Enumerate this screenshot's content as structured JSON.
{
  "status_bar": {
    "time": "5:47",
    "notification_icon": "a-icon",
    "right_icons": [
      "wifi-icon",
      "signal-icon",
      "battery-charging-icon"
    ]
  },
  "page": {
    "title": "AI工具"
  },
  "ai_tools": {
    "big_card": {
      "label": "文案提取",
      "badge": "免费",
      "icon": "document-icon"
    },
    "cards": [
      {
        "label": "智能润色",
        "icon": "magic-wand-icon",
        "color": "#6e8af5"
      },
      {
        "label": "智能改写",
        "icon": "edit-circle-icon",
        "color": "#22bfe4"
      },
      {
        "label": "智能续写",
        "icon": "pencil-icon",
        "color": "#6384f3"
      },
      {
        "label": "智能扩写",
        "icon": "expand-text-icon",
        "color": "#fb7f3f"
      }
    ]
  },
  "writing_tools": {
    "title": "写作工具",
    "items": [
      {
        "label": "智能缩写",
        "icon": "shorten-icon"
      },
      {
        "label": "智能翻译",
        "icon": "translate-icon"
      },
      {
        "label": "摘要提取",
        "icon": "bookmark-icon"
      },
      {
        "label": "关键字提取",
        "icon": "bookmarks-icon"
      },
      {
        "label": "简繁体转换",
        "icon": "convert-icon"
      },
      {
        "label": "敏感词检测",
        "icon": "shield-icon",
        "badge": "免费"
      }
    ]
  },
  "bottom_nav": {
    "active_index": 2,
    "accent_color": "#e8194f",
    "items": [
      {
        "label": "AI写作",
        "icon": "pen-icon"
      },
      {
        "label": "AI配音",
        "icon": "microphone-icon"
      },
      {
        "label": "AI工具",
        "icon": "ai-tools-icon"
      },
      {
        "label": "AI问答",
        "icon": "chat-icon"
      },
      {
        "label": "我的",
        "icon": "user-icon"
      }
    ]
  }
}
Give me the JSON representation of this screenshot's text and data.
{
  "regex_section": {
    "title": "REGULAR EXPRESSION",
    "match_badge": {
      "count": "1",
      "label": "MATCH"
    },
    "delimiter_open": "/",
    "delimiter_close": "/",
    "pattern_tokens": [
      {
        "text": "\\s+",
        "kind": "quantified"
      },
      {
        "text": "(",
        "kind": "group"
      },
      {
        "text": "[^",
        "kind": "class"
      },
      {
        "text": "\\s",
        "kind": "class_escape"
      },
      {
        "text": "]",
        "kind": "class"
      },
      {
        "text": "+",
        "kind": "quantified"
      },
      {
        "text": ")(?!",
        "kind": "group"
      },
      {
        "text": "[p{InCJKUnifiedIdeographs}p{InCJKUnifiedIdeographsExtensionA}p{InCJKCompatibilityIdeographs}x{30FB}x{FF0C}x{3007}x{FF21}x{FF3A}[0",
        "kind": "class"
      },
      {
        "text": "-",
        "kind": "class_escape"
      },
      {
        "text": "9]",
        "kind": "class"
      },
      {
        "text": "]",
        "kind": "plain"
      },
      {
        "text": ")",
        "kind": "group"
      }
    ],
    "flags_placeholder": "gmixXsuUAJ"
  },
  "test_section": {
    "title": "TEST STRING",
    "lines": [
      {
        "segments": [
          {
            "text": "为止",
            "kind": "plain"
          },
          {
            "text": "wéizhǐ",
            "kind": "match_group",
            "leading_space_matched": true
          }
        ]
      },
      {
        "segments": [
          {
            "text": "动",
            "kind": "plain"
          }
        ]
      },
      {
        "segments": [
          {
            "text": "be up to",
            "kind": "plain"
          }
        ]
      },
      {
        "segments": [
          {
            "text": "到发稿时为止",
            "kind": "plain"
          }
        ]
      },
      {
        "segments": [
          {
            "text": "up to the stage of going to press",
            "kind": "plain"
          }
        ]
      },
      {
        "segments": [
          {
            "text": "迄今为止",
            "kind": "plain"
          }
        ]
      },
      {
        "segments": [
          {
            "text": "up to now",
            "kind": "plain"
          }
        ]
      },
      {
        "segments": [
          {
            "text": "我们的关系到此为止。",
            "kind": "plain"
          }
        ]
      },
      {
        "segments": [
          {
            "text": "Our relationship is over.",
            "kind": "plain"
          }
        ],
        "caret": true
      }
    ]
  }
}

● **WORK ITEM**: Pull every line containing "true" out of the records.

● **RESULT OF THIS TASK**:
            "leading_space_matched": true
        "caret": true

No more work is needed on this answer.